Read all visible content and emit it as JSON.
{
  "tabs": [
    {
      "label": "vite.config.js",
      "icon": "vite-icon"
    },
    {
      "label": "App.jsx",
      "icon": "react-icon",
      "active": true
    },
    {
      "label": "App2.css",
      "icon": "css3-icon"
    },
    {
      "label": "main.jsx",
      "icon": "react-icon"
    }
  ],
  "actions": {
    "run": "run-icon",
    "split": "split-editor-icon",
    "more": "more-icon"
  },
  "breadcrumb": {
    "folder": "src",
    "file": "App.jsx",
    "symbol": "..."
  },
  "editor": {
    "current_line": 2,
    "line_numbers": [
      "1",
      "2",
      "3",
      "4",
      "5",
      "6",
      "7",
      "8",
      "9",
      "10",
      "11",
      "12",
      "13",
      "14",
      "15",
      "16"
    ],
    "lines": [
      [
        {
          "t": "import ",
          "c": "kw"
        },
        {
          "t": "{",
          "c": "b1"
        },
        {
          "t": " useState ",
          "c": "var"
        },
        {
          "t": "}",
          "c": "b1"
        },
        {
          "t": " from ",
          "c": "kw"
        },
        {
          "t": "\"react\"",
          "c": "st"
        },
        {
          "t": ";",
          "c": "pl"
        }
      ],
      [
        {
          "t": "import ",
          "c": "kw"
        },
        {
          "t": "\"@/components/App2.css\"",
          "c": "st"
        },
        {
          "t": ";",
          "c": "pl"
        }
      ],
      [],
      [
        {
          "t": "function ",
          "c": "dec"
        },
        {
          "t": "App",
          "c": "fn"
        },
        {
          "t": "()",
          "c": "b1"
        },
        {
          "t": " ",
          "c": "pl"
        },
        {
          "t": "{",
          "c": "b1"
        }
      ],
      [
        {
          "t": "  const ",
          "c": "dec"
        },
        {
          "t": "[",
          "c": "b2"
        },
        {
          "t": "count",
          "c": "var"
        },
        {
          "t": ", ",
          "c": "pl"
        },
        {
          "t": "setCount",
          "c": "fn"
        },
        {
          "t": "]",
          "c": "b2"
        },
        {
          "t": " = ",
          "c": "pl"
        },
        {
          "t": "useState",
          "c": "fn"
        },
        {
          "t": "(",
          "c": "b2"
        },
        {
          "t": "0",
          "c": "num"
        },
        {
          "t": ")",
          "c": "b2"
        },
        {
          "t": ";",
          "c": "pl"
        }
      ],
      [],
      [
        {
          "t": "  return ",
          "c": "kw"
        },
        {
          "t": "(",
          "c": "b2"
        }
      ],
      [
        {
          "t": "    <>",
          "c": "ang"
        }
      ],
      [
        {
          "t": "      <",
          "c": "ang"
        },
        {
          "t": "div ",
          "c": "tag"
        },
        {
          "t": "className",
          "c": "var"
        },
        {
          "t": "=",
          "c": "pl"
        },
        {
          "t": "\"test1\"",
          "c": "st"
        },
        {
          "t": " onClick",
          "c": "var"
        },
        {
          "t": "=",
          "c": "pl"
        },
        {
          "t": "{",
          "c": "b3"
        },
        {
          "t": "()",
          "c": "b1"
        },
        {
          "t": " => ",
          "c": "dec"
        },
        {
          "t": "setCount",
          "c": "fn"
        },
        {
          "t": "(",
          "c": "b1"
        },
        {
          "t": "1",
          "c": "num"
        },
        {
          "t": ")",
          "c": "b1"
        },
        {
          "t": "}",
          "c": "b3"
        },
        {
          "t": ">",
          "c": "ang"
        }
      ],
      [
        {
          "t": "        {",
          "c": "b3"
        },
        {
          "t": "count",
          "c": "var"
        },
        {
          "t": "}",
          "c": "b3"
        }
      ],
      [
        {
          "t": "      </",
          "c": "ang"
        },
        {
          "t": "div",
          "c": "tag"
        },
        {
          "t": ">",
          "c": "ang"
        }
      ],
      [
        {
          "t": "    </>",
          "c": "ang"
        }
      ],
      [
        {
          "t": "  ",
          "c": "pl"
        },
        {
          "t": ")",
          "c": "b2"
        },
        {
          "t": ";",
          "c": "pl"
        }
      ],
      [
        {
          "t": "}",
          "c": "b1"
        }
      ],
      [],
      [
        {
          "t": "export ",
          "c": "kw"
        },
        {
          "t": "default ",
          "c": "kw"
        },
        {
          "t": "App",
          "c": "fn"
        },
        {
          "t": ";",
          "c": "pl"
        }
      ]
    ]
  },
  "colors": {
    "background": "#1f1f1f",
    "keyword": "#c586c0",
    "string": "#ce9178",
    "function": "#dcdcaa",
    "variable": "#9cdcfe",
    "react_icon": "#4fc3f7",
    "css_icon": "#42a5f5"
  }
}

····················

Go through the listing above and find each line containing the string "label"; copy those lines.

      "label": "vite.config.js",
      "label": "App.jsx",
      "label": "App2.css",
      "label": "main.jsx",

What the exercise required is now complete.